Study material START

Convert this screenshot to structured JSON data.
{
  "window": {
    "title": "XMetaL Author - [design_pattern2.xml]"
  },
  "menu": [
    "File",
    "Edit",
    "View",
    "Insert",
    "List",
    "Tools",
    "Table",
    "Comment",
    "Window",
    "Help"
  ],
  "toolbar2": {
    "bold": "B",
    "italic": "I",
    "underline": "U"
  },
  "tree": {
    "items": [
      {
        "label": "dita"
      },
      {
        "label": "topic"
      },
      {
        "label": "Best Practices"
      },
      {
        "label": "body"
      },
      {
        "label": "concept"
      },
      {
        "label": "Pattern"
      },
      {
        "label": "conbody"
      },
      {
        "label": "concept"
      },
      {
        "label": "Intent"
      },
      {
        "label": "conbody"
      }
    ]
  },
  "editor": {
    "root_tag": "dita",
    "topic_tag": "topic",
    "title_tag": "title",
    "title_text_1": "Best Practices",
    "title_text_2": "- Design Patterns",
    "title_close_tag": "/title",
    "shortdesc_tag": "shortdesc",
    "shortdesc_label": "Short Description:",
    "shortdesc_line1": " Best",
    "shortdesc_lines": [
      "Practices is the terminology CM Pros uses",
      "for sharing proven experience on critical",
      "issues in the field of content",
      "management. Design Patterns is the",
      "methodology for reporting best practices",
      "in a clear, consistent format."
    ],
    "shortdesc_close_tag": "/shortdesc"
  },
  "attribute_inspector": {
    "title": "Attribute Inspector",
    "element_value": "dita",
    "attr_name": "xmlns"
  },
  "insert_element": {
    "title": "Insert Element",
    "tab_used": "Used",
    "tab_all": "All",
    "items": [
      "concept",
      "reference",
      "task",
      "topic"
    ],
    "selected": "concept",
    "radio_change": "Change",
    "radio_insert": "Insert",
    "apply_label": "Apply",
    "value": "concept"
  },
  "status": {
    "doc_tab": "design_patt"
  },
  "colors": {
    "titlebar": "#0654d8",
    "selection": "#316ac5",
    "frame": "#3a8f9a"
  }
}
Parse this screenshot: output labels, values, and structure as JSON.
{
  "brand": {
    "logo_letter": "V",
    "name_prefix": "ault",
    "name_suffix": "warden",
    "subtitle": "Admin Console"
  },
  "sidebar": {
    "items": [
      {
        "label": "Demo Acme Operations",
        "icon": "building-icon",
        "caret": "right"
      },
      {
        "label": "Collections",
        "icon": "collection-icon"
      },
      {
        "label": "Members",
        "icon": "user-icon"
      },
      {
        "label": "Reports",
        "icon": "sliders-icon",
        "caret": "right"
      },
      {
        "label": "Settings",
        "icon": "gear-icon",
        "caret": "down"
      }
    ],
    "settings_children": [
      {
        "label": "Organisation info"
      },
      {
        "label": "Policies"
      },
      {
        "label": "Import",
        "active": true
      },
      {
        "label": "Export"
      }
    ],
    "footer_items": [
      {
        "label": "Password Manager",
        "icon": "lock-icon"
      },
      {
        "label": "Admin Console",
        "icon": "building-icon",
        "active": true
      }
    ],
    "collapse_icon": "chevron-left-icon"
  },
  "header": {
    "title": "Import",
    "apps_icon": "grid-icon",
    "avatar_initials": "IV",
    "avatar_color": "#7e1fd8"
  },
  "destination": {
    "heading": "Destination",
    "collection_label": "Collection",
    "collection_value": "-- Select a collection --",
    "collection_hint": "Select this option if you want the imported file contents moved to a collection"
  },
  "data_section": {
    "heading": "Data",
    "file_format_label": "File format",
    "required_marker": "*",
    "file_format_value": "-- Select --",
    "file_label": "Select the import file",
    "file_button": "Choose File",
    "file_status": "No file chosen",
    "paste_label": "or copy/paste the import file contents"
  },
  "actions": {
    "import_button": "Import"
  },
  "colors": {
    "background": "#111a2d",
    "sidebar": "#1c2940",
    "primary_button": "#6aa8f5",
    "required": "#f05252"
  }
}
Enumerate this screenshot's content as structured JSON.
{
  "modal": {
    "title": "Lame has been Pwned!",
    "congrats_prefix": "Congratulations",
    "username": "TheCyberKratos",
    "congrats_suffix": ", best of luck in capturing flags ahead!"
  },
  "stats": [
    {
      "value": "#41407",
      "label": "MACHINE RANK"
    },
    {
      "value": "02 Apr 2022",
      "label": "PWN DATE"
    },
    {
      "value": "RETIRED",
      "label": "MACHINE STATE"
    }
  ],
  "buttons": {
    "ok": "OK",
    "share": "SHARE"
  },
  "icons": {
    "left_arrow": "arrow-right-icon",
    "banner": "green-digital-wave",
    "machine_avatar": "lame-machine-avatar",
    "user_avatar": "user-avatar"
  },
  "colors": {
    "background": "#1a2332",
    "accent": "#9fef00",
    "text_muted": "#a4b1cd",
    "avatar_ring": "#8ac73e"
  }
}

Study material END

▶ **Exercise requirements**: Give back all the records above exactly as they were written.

▶ **Answer section**:
Convert this screenshot to structured JSON data.
{
  "window": {
    "title": "XMetaL Author - [design_pattern2.xml]"
  },
  "menu": [
    "File",
    "Edit",
    "View",
    "Insert",
    "List",
    "Tools",
    "Table",
    "Comment",
    "Window",
    "Help"
  ],
  "toolbar2": {
    "bold": "B",
    "italic": "I",
    "underline": "U"
  },
  "tree": {
    "items": [
      {
        "label": "dita"
      },
      {
        "label": "topic"
      },
      {
        "label": "Best Practices"
      },
      {
        "label": "body"
      },
      {
        "label": "concept"
      },
      {
        "label": "Pattern"
      },
      {
        "label": "conbody"
      },
      {
        "label": "concept"
      },
      {
        "label": "Intent"
      },
      {
        "label": "conbody"
      }
    ]
  },
  "editor": {
    "root_tag": "dita",
    "topic_tag": "topic",
    "title_tag": "title",
    "title_text_1": "Best Practices",
    "title_text_2": "- Design Patterns",
    "title_close_tag": "/title",
    "shortdesc_tag": "shortdesc",
    "shortdesc_label": "Short Description:",
    "shortdesc_line1": " Best",
    "shortdesc_lines": [
      "Practices is the terminology CM Pros uses",
      "for sharing proven experience on critical",
      "issues in the field of content",
      "management. Design Patterns is the",
      "methodology for reporting best practices",
      "in a clear, consistent format."
    ],
    "shortdesc_close_tag": "/shortdesc"
  },
  "attribute_inspector": {
    "title": "Attribute Inspector",
    "element_value": "dita",
    "attr_name": "xmlns"
  },
  "insert_element": {
    "title": "Insert Element",
    "tab_used": "Used",
    "tab_all": "All",
    "items": [
      "concept",
      "reference",
      "task",
      "topic"
    ],
    "selected": "concept",
    "radio_change": "Change",
    "radio_insert": "Insert",
    "apply_label": "Apply",
    "value": "concept"
  },
  "status": {
    "doc_tab": "design_patt"
  },
  "colors": {
    "titlebar": "#0654d8",
    "selection": "#316ac5",
    "frame": "#3a8f9a"
  }
}
Parse this screenshot: output labels, values, and structure as JSON.
{
  "brand": {
    "logo_letter": "V",
    "name_prefix": "ault",
    "name_suffix": "warden",
    "subtitle": "Admin Console"
  },
  "sidebar": {
    "items": [
      {
        "label": "Demo Acme Operations",
        "icon": "building-icon",
        "caret": "right"
      },
      {
        "label": "Collections",
        "icon": "collection-icon"
      },
      {
        "label": "Members",
        "icon": "user-icon"
      },
      {
        "label": "Reports",
        "icon": "sliders-icon",
        "caret": "right"
      },
      {
        "label": "Settings",
        "icon": "gear-icon",
        "caret": "down"
      }
    ],
    "settings_children": [
      {
        "label": "Organisation info"
      },
      {
        "label": "Policies"
      },
      {
        "label": "Import",
        "active": true
      },
      {
        "label": "Export"
      }
    ],
    "footer_items": [
      {
        "label": "Password Manager",
        "icon": "lock-icon"
      },
      {
        "label": "Admin Console",
        "icon": "building-icon",
        "active": true
      }
    ],
    "collapse_icon": "chevron-left-icon"
  },
  "header": {
    "title": "Import",
    "apps_icon": "grid-icon",
    "avatar_initials": "IV",
    "avatar_color": "#7e1fd8"
  },
  "destination": {
    "heading": "Destination",
    "collection_label": "Collection",
    "collection_value": "-- Select a collection --",
    "collection_hint": "Select this option if you want the imported file contents moved to a collection"
  },
  "data_section": {
    "heading": "Data",
    "file_format_label": "File format",
    "required_marker": "*",
    "file_format_value": "-- Select --",
    "file_label": "Select the import file",
    "file_button": "Choose File",
    "file_status": "No file chosen",
    "paste_label": "or copy/paste the import file contents"
  },
  "actions": {
    "import_button": "Import"
  },
  "colors": {
    "background": "#111a2d",
    "sidebar": "#1c2940",
    "primary_button": "#6aa8f5",
    "required": "#f05252"
  }
}
Enumerate this screenshot's content as structured JSON.
{
  "modal": {
    "title": "Lame has been Pwned!",
    "congrats_prefix": "Congratulations",
    "username": "TheCyberKratos",
    "congrats_suffix": ", best of luck in capturing flags ahead!"
  },
  "stats": [
    {
      "value": "#41407",
      "label": "MACHINE RANK"
    },
    {
      "value": "02 Apr 2022",
      "label": "PWN DATE"
    },
    {
      "value": "RETIRED",
      "label": "MACHINE STATE"
    }
  ],
  "buttons": {
    "ok": "OK",
    "share": "SHARE"
  },
  "icons": {
    "left_arrow": "arrow-right-icon",
    "banner": "green-digital-wave",
    "machine_avatar": "lame-machine-avatar",
    "user_avatar": "user-avatar"
  },
  "colors": {
    "background": "#1a2332",
    "accent": "#9fef00",
    "text_muted": "#a4b1cd",
    "avatar_ring": "#8ac73e"
  }
}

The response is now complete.